*Task requirements:* Give the records again in full, exactly as they are.

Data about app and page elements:

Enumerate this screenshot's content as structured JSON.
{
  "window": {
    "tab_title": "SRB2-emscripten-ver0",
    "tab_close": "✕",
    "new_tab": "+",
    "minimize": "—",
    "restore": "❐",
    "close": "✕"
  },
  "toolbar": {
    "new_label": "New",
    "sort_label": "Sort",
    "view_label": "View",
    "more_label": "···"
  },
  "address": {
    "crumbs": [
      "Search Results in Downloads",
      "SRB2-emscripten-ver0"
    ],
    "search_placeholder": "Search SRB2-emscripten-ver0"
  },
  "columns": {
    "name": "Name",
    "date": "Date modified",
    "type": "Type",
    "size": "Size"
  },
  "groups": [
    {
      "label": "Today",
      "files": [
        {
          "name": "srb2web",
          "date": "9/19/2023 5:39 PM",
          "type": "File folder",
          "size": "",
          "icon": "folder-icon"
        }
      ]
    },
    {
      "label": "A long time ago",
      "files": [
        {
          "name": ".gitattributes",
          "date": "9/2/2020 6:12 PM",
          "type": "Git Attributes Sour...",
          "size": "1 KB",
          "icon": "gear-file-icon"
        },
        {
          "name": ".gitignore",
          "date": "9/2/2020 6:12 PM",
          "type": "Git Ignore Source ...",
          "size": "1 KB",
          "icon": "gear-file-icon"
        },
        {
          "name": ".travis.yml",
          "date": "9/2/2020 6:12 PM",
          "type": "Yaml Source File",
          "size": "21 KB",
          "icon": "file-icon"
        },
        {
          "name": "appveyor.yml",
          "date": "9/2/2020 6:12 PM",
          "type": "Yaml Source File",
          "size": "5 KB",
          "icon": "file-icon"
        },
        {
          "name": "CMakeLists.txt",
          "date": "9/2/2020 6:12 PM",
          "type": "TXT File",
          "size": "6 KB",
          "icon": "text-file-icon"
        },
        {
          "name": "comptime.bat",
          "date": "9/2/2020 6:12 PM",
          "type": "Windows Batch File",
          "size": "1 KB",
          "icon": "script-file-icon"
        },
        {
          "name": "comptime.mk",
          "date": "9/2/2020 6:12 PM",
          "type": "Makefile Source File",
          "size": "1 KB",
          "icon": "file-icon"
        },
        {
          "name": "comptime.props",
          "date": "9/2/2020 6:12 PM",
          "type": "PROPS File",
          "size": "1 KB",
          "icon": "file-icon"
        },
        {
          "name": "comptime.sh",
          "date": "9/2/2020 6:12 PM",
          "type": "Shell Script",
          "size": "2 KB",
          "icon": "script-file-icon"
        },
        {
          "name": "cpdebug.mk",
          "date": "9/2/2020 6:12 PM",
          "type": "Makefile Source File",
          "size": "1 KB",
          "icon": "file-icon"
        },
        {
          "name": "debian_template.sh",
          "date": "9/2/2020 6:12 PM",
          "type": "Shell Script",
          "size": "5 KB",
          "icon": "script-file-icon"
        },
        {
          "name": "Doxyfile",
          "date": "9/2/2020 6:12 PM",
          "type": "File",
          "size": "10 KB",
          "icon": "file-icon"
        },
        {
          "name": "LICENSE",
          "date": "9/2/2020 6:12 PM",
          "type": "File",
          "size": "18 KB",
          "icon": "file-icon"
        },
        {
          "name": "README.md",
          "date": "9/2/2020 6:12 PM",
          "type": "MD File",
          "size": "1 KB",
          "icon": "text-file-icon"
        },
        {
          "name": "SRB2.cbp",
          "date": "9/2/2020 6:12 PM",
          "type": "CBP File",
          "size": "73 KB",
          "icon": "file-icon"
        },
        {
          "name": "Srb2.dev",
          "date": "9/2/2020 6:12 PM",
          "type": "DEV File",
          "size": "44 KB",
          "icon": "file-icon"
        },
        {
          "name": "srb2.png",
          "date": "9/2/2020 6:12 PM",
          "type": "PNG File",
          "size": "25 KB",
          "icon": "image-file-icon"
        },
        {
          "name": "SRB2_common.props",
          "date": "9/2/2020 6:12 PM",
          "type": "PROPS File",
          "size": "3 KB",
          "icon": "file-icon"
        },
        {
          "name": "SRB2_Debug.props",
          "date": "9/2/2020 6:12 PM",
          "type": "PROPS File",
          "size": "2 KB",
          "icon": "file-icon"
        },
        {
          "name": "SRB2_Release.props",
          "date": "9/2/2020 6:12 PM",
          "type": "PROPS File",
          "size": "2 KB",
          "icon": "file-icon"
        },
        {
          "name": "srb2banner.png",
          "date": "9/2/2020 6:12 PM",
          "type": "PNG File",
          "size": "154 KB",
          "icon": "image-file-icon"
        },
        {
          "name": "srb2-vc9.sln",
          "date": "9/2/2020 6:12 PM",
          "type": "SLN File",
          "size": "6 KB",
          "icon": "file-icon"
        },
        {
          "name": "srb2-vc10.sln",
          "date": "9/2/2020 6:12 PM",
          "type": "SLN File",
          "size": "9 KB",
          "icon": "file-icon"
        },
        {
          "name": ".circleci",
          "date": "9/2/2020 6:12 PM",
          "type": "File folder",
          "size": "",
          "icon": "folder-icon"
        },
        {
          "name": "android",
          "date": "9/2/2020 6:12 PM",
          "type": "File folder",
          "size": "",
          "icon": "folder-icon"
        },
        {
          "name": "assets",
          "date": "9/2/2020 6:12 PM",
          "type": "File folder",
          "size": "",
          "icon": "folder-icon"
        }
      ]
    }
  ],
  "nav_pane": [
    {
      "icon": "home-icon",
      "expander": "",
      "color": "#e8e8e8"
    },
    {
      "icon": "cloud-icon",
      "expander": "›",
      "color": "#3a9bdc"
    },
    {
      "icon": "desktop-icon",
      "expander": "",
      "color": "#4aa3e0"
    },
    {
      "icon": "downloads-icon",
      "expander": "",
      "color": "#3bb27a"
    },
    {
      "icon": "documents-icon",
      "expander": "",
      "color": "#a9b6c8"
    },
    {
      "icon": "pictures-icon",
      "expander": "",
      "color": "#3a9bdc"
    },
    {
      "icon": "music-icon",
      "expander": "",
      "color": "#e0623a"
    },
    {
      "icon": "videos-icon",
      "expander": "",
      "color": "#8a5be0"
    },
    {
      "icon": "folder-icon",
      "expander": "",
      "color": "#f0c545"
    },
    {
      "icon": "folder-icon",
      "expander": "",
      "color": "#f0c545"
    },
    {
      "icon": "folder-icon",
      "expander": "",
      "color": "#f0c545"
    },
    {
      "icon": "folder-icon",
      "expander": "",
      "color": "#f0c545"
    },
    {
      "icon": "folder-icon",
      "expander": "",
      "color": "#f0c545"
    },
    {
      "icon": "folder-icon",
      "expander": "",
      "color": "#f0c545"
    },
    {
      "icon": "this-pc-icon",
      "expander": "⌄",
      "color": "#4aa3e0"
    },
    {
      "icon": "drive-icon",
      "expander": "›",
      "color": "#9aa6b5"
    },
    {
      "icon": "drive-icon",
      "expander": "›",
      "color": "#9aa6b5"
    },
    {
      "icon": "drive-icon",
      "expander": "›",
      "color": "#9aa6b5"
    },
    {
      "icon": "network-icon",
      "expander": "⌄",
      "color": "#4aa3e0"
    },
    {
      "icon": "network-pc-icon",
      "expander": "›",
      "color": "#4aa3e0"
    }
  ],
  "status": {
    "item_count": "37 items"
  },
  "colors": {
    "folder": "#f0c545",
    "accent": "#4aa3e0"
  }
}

*Answer:*
Enumerate this screenshot's content as structured JSON.
{
  "window": {
    "tab_title": "SRB2-emscripten-ver0",
    "tab_close": "✕",
    "new_tab": "+",
    "minimize": "—",
    "restore": "❐",
    "close": "✕"
  },
  "toolbar": {
    "new_label": "New",
    "sort_label": "Sort",
    "view_label": "View",
    "more_label": "···"
  },
  "address": {
    "crumbs": [
      "Search Results in Downloads",
      "SRB2-emscripten-ver0"
    ],
    "search_placeholder": "Search SRB2-emscripten-ver0"
  },
  "columns": {
    "name": "Name",
    "date": "Date modified",
    "type": "Type",
    "size": "Size"
  },
  "groups": [
    {
      "label": "Today",
      "files": [
        {
          "name": "srb2web",
          "date": "9/19/2023 5:39 PM",
          "type": "File folder",
          "size": "",
          "icon": "folder-icon"
        }
      ]
    },
    {
      "label": "A long time ago",
      "files": [
        {
          "name": ".gitattributes",
          "date": "9/2/2020 6:12 PM",
          "type": "Git Attributes Sour...",
          "size": "1 KB",
          "icon": "gear-file-icon"
        },
        {
          "name": ".gitignore",
          "date": "9/2/2020 6:12 PM",
          "type": "Git Ignore Source ...",
          "size": "1 KB",
          "icon": "gear-file-icon"
        },
        {
          "name": ".travis.yml",
          "date": "9/2/2020 6:12 PM",
          "type": "Yaml Source File",
          "size": "21 KB",
          "icon": "file-icon"
        },
        {
          "name": "appveyor.yml",
          "date": "9/2/2020 6:12 PM",
          "type": "Yaml Source File",
          "size": "5 KB",
          "icon": "file-icon"
        },
        {
          "name": "CMakeLists.txt",
          "date": "9/2/2020 6:12 PM",
          "type": "TXT File",
          "size": "6 KB",
          "icon": "text-file-icon"
        },
        {
          "name": "comptime.bat",
          "date": "9/2/2020 6:12 PM",
          "type": "Windows Batch File",
          "size": "1 KB",
          "icon": "script-file-icon"
        },
        {
          "name": "comptime.mk",
          "date": "9/2/2020 6:12 PM",
          "type": "Makefile Source File",
          "size": "1 KB",
          "icon": "file-icon"
        },
        {
          "name": "comptime.props",
          "date": "9/2/2020 6:12 PM",
          "type": "PROPS File",
          "size": "1 KB",
          "icon": "file-icon"
        },
        {
          "name": "comptime.sh",
          "date": "9/2/2020 6:12 PM",
          "type": "Shell Script",
          "size": "2 KB",
          "icon": "script-file-icon"
        },
        {
          "name": "cpdebug.mk",
          "date": "9/2/2020 6:12 PM",
          "type": "Makefile Source File",
          "size": "1 KB",
          "icon": "file-icon"
        },
        {
          "name": "debian_template.sh",
          "date": "9/2/2020 6:12 PM",
          "type": "Shell Script",
          "size": "5 KB",
          "icon": "script-file-icon"
        },
        {
          "name": "Doxyfile",
          "date": "9/2/2020 6:12 PM",
          "type": "File",
          "size": "10 KB",
          "icon": "file-icon"
        },
        {
          "name": "LICENSE",
          "date": "9/2/2020 6:12 PM",
          "type": "File",
          "size": "18 KB",
          "icon": "file-icon"
        },
        {
          "name": "README.md",
          "date": "9/2/2020 6:12 PM",
          "type": "MD File",
          "size": "1 KB",
          "icon": "text-file-icon"
        },
        {
          "name": "SRB2.cbp",
          "date": "9/2/2020 6:12 PM",
          "type": "CBP File",
          "size": "73 KB",
          "icon": "file-icon"
        },
        {
          "name": "Srb2.dev",
          "date": "9/2/2020 6:12 PM",
          "type": "DEV File",
          "size": "44 KB",
          "icon": "file-icon"
        },
        {
          "name": "srb2.png",
          "date": "9/2/2020 6:12 PM",
          "type": "PNG File",
          "size": "25 KB",
          "icon": "image-file-icon"
        },
        {
          "name": "SRB2_common.props",
          "date": "9/2/2020 6:12 PM",
          "type": "PROPS File",
          "size": "3 KB",
          "icon": "file-icon"
        },
        {
          "name": "SRB2_Debug.props",
          "date": "9/2/2020 6:12 PM",
          "type": "PROPS File",
          "size": "2 KB",
          "icon": "file-icon"
        },
        {
          "name": "SRB2_Release.props",
          "date": "9/2/2020 6:12 PM",
          "type": "PROPS File",
          "size": "2 KB",
          "icon": "file-icon"
        },
        {
          "name": "srb2banner.png",
          "date": "9/2/2020 6:12 PM",
          "type": "PNG File",
          "size": "154 KB",
          "icon": "image-file-icon"
        },
        {
          "name": "srb2-vc9.sln",
          "date": "9/2/2020 6:12 PM",
          "type": "SLN File",
          "size": "6 KB",
          "icon": "file-icon"
        },
        {
          "name": "srb2-vc10.sln",
          "date": "9/2/2020 6:12 PM",
          "type": "SLN File",
          "size": "9 KB",
          "icon": "file-icon"
        },
        {
          "name": ".circleci",
          "date": "9/2/2020 6:12 PM",
          "type": "File folder",
          "size": "",
          "icon": "folder-icon"
        },
        {
          "name": "android",
          "date": "9/2/2020 6:12 PM",
          "type": "File folder",
          "size": "",
          "icon": "folder-icon"
        },
        {
          "name": "assets",
          "date": "9/2/2020 6:12 PM",
          "type": "File folder",
          "size": "",
          "icon": "folder-icon"
        }
      ]
    }
  ],
  "nav_pane": [
    {
      "icon": "home-icon",
      "expander": "",
      "color": "#e8e8e8"
    },
    {
      "icon": "cloud-icon",
      "expander": "›",
      "color": "#3a9bdc"
    },
    {
      "icon": "desktop-icon",
      "expander": "",
      "color": "#4aa3e0"
    },
    {
      "icon": "downloads-icon",
      "expander": "",
      "color": "#3bb27a"
    },
    {
      "icon": "documents-icon",
      "expander": "",
      "color": "#a9b6c8"
    },
    {
      "icon": "pictures-icon",
      "expander": "",
      "color": "#3a9bdc"
    },
    {
      "icon": "music-icon",
      "expander": "",
      "color": "#e0623a"
    },
    {
      "icon": "videos-icon",
      "expander": "",
      "color": "#8a5be0"
    },
    {
      "icon": "folder-icon",
      "expander": "",
      "color": "#f0c545"
    },
    {
      "icon": "folder-icon",
      "expander": "",
      "color": "#f0c545"
    },
    {
      "icon": "folder-icon",
      "expander": "",
      "color": "#f0c545"
    },
    {
      "icon": "folder-icon",
      "expander": "",
      "color": "#f0c545"
    },
    {
      "icon": "folder-icon",
      "expander": "",
      "color": "#f0c545"
    },
    {
      "icon": "folder-icon",
      "expander": "",
      "color": "#f0c545"
    },
    {
      "icon": "this-pc-icon",
      "expander": "⌄",
      "color": "#4aa3e0"
    },
    {
      "icon": "drive-icon",
      "expander": "›",
      "color": "#9aa6b5"
    },
    {
      "icon": "drive-icon",
      "expander": "›",
      "color": "#9aa6b5"
    },
    {
      "icon": "drive-icon",
      "expander": "›",
      "color": "#9aa6b5"
    },
    {
      "icon": "network-icon",
      "expander": "⌄",
      "color": "#4aa3e0"
    },
    {
      "icon": "network-pc-icon",
      "expander": "›",
      "color": "#4aa3e0"
    }
  ],
  "status": {
    "item_count": "37 items"
  },
  "colors": {
    "folder": "#f0c545",
    "accent": "#4aa3e0"
  }
}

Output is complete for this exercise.